The Freedom Center also referred folks to an affordable community- style full-body acupuncture clinic run by Claudia Sperber. For $15, I went and got my first full body treatment. It altered me dramatically, and I kept going back for more. I eventually started mentoring with Claudia and it was Claudia who first suggested I consider going to acupuncture school.

After Claudia suggested this, I visited a couple schools around the country and then talked to Barbara about the school she went to. Barbara told me that at this school (ITEA- the Institute of Taoist Education and Acupuncture in Louisville, Colorado) that sometimes they had class by the river. This intrigued me, as did the fact that this was a school I could attend while continuing to live in western MA for several years. So in 2006, I started the process of applying and taking pre-requisites for ITEA. I was accepted and started attending in the summer of 2008.

There were a lot of things I loved about the philosophies of 5-element acupuncture but it was no Lincoln Recovery Center as far as accessibility and philosophy. Traveling between Massachusetts and Colorado every few months for a couple years had it’s challenges and somewhere amongst the whirlwind of intensives, I decided it was time for a break. In addition to being exhausted from the travel, my partner of 6 years was pregnant and I wanted to support her through her pregnancy and birth and in the early stages of the baby’s life.

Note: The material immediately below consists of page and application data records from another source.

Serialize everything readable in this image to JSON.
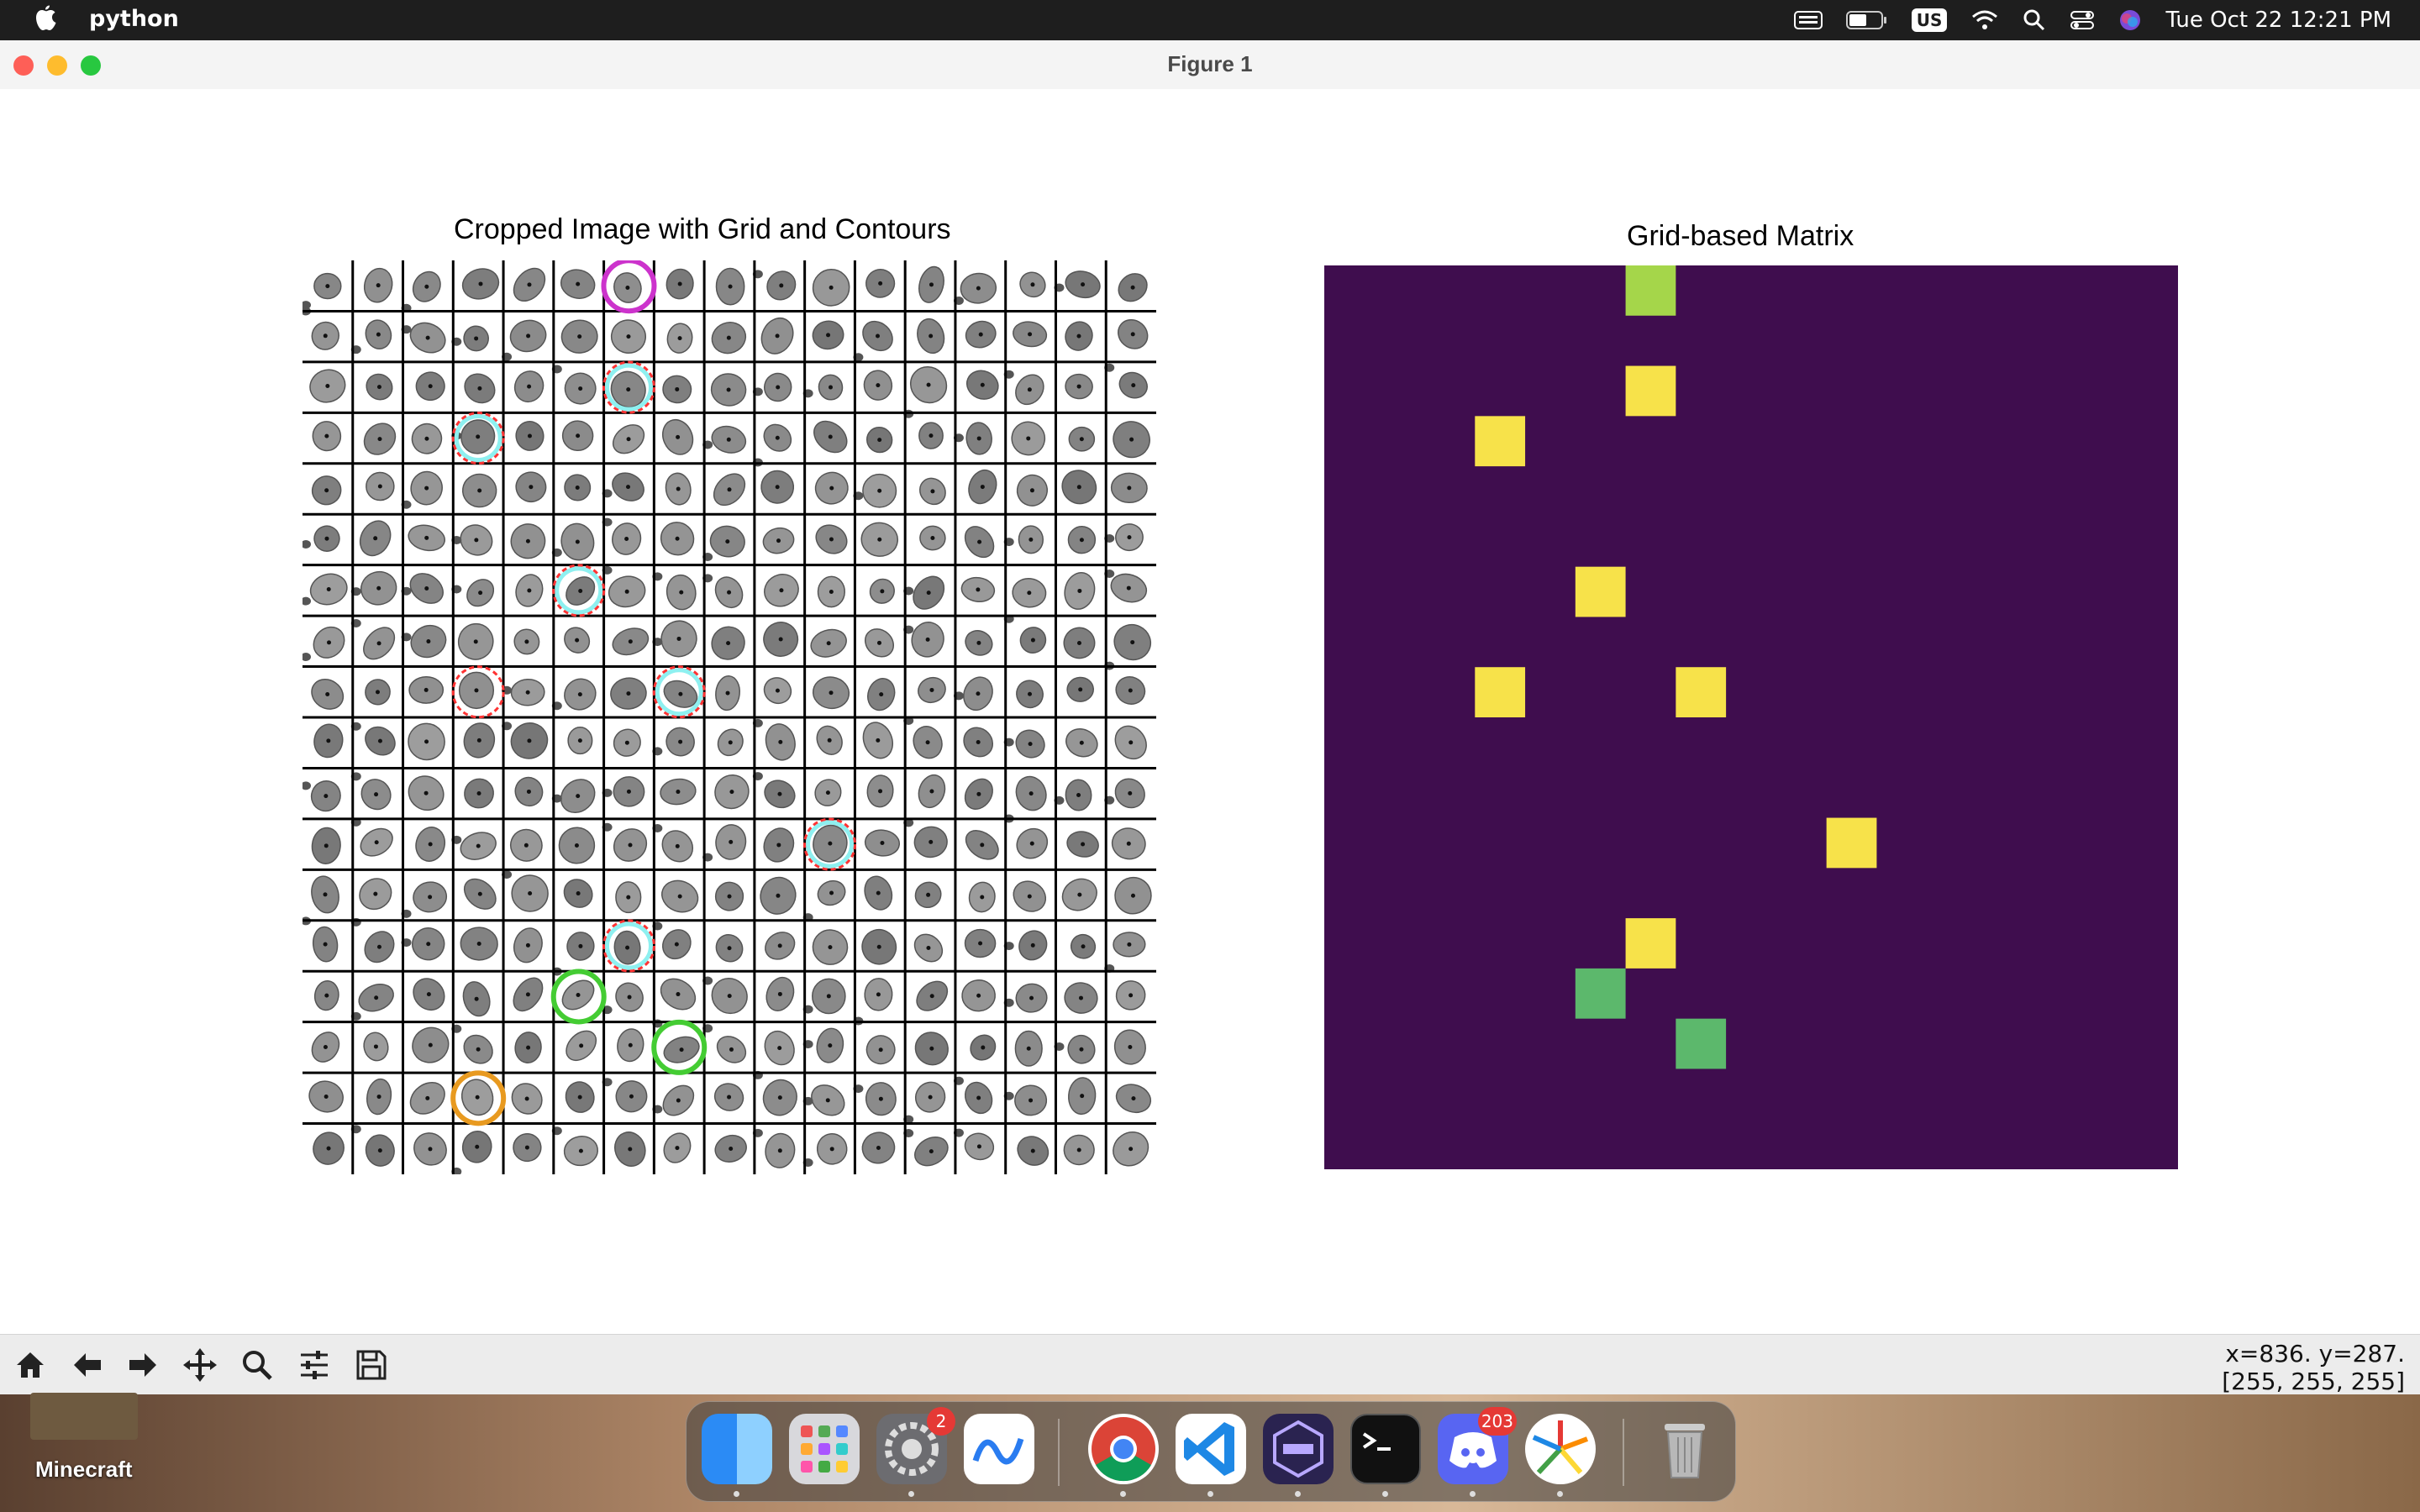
{
  "menubar": {
    "app_name": "python",
    "keyboard_layout": "US",
    "datetime": "Tue Oct 22  12:21 PM"
  },
  "window": {
    "title": "Figure 1"
  },
  "left_plot": {
    "title": "Cropped Image with Grid and Contours",
    "grid_rows": 18,
    "grid_cols": 17,
    "circles": [
      {
        "row": 0,
        "col": 6,
        "color": "#cc33cc",
        "style": "solid"
      },
      {
        "row": 2,
        "col": 6,
        "color": "#ff3333",
        "style": "dashed-cyan"
      },
      {
        "row": 3,
        "col": 3,
        "color": "#ff3333",
        "style": "dashed-cyan"
      },
      {
        "row": 6,
        "col": 5,
        "color": "#ff3333",
        "style": "dashed-cyan"
      },
      {
        "row": 8,
        "col": 3,
        "color": "#ff3333",
        "style": "dashed"
      },
      {
        "row": 8,
        "col": 7,
        "color": "#ff3333",
        "style": "dashed-cyan"
      },
      {
        "row": 11,
        "col": 10,
        "color": "#ff3333",
        "style": "dashed-cyan"
      },
      {
        "row": 13,
        "col": 6,
        "color": "#ff3333",
        "style": "dashed-cyan"
      },
      {
        "row": 14,
        "col": 5,
        "color": "#44cc33",
        "style": "solid"
      },
      {
        "row": 15,
        "col": 7,
        "color": "#44cc33",
        "style": "solid"
      },
      {
        "row": 16,
        "col": 3,
        "color": "#e89a20",
        "style": "solid"
      }
    ]
  },
  "right_plot": {
    "title": "Grid-based Matrix",
    "background_color": "#3f0d4e",
    "cells": [
      {
        "row": 0,
        "col": 6,
        "color": "#a5d64a"
      },
      {
        "row": 2,
        "col": 6,
        "color": "#f7e24a"
      },
      {
        "row": 3,
        "col": 3,
        "color": "#f7e24a"
      },
      {
        "row": 6,
        "col": 5,
        "color": "#f7e24a"
      },
      {
        "row": 8,
        "col": 3,
        "color": "#f7e24a"
      },
      {
        "row": 8,
        "col": 7,
        "color": "#f7e24a"
      },
      {
        "row": 11,
        "col": 10,
        "color": "#f7e24a"
      },
      {
        "row": 13,
        "col": 6,
        "color": "#f7e24a"
      },
      {
        "row": 14,
        "col": 5,
        "color": "#5cb86c"
      },
      {
        "row": 15,
        "col": 7,
        "color": "#5cb86c"
      }
    ]
  },
  "toolbar": {
    "buttons": [
      "home-icon",
      "back-icon",
      "forward-icon",
      "pan-icon",
      "zoom-icon",
      "configure-icon",
      "save-icon"
    ],
    "coords_line1": "x=836. y=287.",
    "coords_line2": "[255, 255, 255]"
  },
  "desktop": {
    "icon_label": "Minecraft"
  },
  "dock": {
    "apps": [
      {
        "name": "finder",
        "badge": ""
      },
      {
        "name": "launchpad",
        "badge": ""
      },
      {
        "name": "system-settings",
        "badge": "2"
      },
      {
        "name": "freeform",
        "badge": ""
      },
      {
        "name": "chrome",
        "badge": ""
      },
      {
        "name": "vscode",
        "badge": ""
      },
      {
        "name": "simulator",
        "badge": ""
      },
      {
        "name": "terminal",
        "badge": ""
      },
      {
        "name": "discord",
        "badge": "203"
      },
      {
        "name": "pinwheel-app",
        "badge": ""
      },
      {
        "name": "trash",
        "badge": ""
      }
    ]
  }
}
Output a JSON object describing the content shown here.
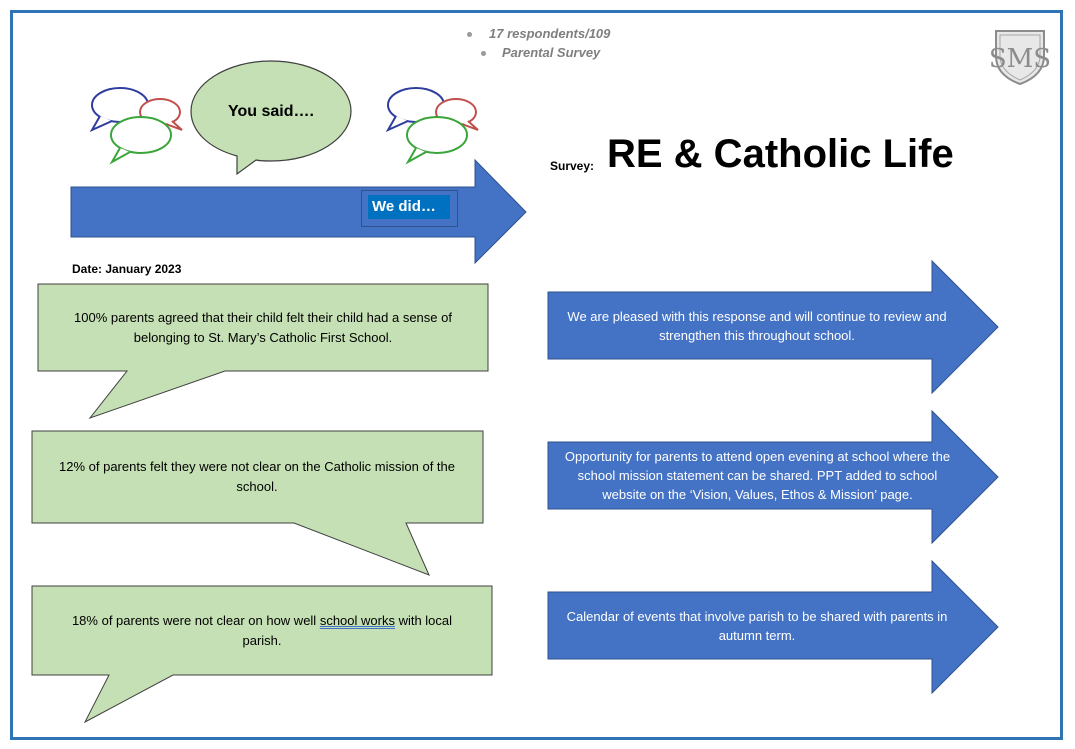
{
  "header": {
    "bullets": [
      "17 respondents/109",
      "Parental Survey"
    ],
    "you_said": "You said….",
    "we_did": "We did…",
    "survey_label": "Survey:",
    "survey_title": "RE & Catholic Life",
    "date": "Date: January 2023"
  },
  "logo": {
    "letters": "SMS"
  },
  "rows": [
    {
      "said": "100% parents agreed that their child felt their child had a sense of belonging to St. Mary’s Catholic First School.",
      "did": "We are pleased with this response and will continue to review and strengthen this throughout school."
    },
    {
      "said": "12% of parents felt they were not clear  on the Catholic mission of the school.",
      "did": "Opportunity for parents to attend open evening at school where the school mission statement can be shared. PPT added to school website on the ‘Vision, Values, Ethos & Mission’ page."
    },
    {
      "said_pre": "18% of parents were not clear on how well ",
      "said_ul": "school works",
      "said_post": " with local parish.",
      "did": "Calendar of events that involve parish to be shared with parents in autumn term."
    }
  ],
  "colors": {
    "frame": "#2f74b5",
    "arrow_blue": "#4472c4",
    "green_fill": "#c5e0b4",
    "bubble_blue": "#2f3e9e",
    "bubble_red": "#c0504d",
    "bubble_green": "#3aa53a"
  }
}
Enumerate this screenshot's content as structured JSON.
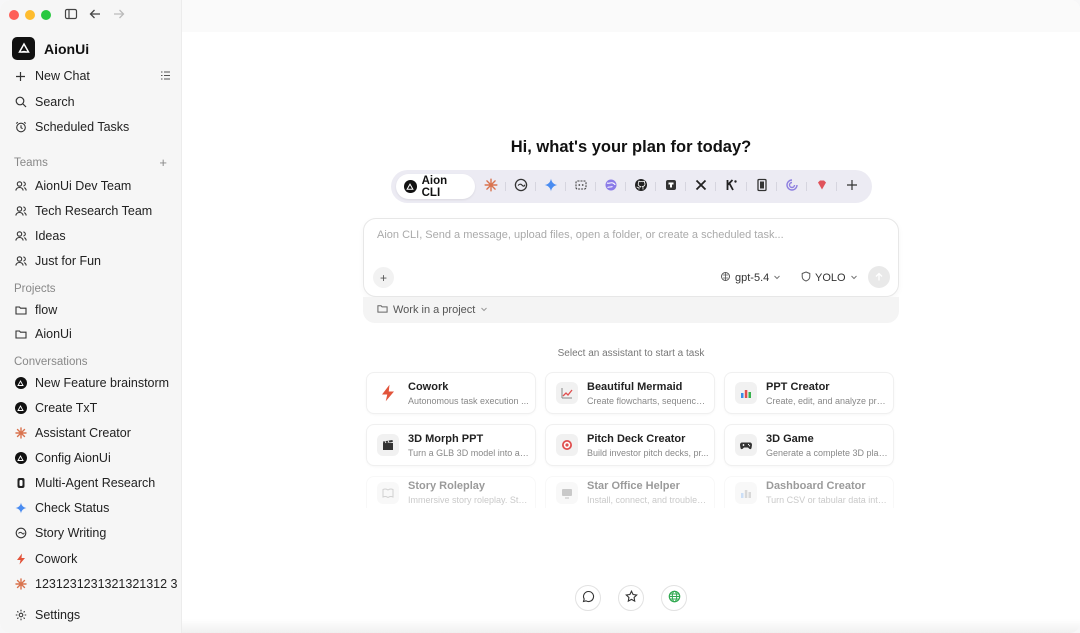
{
  "app": {
    "title": "AionUi"
  },
  "sidebar": {
    "new_chat": "New Chat",
    "search": "Search",
    "scheduled": "Scheduled Tasks",
    "teams_label": "Teams",
    "teams": [
      "AionUi Dev Team",
      "Tech Research Team",
      "Ideas",
      "Just for Fun"
    ],
    "projects_label": "Projects",
    "projects": [
      "flow",
      "AionUi"
    ],
    "conversations_label": "Conversations",
    "conversations": [
      {
        "label": "New Feature brainstorm",
        "icon": "aion-icon"
      },
      {
        "label": "Create TxT",
        "icon": "aion-icon"
      },
      {
        "label": "Assistant Creator",
        "icon": "claude-icon"
      },
      {
        "label": "Config AionUi",
        "icon": "aion-icon"
      },
      {
        "label": "Multi-Agent Research",
        "icon": "agent-icon"
      },
      {
        "label": "Check Status",
        "icon": "gemini-icon"
      },
      {
        "label": "Story Writing",
        "icon": "swirl-icon"
      },
      {
        "label": "Cowork",
        "icon": "bolt-icon"
      },
      {
        "label": "1231231231321321312 3",
        "icon": "claude-icon"
      }
    ],
    "settings": "Settings"
  },
  "main": {
    "greeting": "Hi, what's your plan for today?",
    "active_agent": "Aion CLI",
    "composer_placeholder": "Aion CLI, Send a message, upload files, open a folder, or create a scheduled task...",
    "model": "gpt-5.4",
    "mode": "YOLO",
    "project_selector": "Work in a project",
    "hint": "Select an assistant to start a task",
    "cards": [
      {
        "title": "Cowork",
        "desc": "Autonomous task execution ...",
        "icon": "bolt-icon"
      },
      {
        "title": "Beautiful Mermaid",
        "desc": "Create flowcharts, sequence ...",
        "icon": "chart-line-icon"
      },
      {
        "title": "PPT Creator",
        "desc": "Create, edit, and analyze pro...",
        "icon": "bar-chart-icon"
      },
      {
        "title": "3D Morph PPT",
        "desc": "Turn a GLB 3D model into a c...",
        "icon": "clapper-icon"
      },
      {
        "title": "Pitch Deck Creator",
        "desc": "Build investor pitch decks, pr...",
        "icon": "target-icon"
      },
      {
        "title": "3D Game",
        "desc": "Generate a complete 3D plat...",
        "icon": "gamepad-icon"
      },
      {
        "title": "Story Roleplay",
        "desc": "Immersive story roleplay. Sta...",
        "icon": "book-icon"
      },
      {
        "title": "Star Office Helper",
        "desc": "Install, connect, and troublesh...",
        "icon": "monitor-icon"
      },
      {
        "title": "Dashboard Creator",
        "desc": "Turn CSV or tabular data into...",
        "icon": "bar-chart-icon"
      }
    ]
  }
}
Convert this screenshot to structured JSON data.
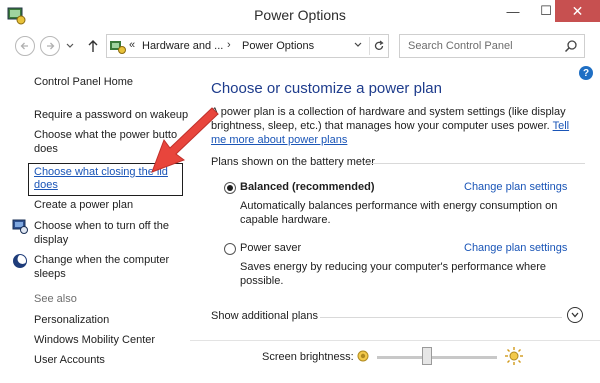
{
  "window": {
    "title": "Power Options",
    "close_glyph": "✕",
    "min_glyph": "—",
    "max_glyph": "☐"
  },
  "nav": {
    "back_icon": "back-arrow-icon",
    "forward_icon": "forward-arrow-icon",
    "up_icon": "up-arrow-icon",
    "address": {
      "chevron": "«",
      "crumbs": [
        "Hardware and ...",
        "Power Options"
      ],
      "separator": "›"
    },
    "search_placeholder": "Search Control Panel"
  },
  "left_pane": {
    "home": "Control Panel Home",
    "links": [
      "Require a password on wakeup",
      "Choose what the power butto",
      "does",
      "Choose what closing the lid",
      "does",
      "Create a power plan",
      "Choose when to turn off the",
      "display",
      "Change when the computer",
      "sleeps"
    ],
    "see_also": "See also",
    "see_also_links": [
      "Personalization",
      "Windows Mobility Center",
      "User Accounts"
    ]
  },
  "main": {
    "heading": "Choose or customize a power plan",
    "intro": "A power plan is a collection of hardware and system settings (like display brightness, sleep, etc.) that manages how your computer uses power.",
    "intro_link": "Tell me more about power plans",
    "section_label": "Plans shown on the battery meter",
    "plans": [
      {
        "name": "Balanced (recommended)",
        "selected": true,
        "description": "Automatically balances performance with energy consumption on capable hardware.",
        "change_link": "Change plan settings"
      },
      {
        "name": "Power saver",
        "selected": false,
        "description": "Saves energy by reducing your computer's performance where possible.",
        "change_link": "Change plan settings"
      }
    ],
    "show_additional": "Show additional plans",
    "brightness_label": "Screen brightness:",
    "brightness_level_fraction": 0.42
  },
  "colors": {
    "link": "#1a55b7",
    "heading": "#1e3c8c",
    "close": "#c75050",
    "annotation_arrow": "#e8453c"
  }
}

This year off was more action-packed than I suspected it would be. What happened in my personal life during this time is not for the faint of heart. It is a story of many intimacies, birth, death, breakups, cut-offs, betrayal, and deep transitions and it was a wildly roller-coastering and rapidly life-changing time for me.  Yet as tumultuous as a lot of it was acupuncture itself— and the tiny, thin, sterile, needles that were inserted into my body were there for me each step along the way. Sometimes the effects of the needles were simple and subtle, while other times they breathed life back into me when I felt like I was emotionally drowning. Treatments from a huge range of people helped me feel more in my body, feel as though I could stand taller, and helped maintain my vision for what was to come. The inspiration and perspective I would feel after treatments were a constant reminder that I was on the right path by studying acupuncture.

My clinical time has resulted in hearing some painful or even horrific stories from clients. I  had a client of mine pass away.   I was somewhat consistently reminded through the personal stories of my clients of the fucked up things this system chronically does to people. I was reminded of the terrors of military abuse, of psychiatric abuse, of domestic abuse, and of drug abuse. I was also just reminded of the everyday suffering that comes from chronic illness, from an empty and dead culture, and from just boring and shitty capitalist jobs.

         While acupuncture needles may not be able to penetrate through all the pain,  it does seem everyone feels a little lighter after  a good treatment. I love working with people, I love hearing their stories, and I love feeling their pulses change. I love watching symptoms ease up, moods improve, and a light come back into the eyes of my clients at the end of a good treatment. I often leave treatments with a vicarious buzz and a sense of rejuvenation that I hope can stick around for clients and practitioner alike….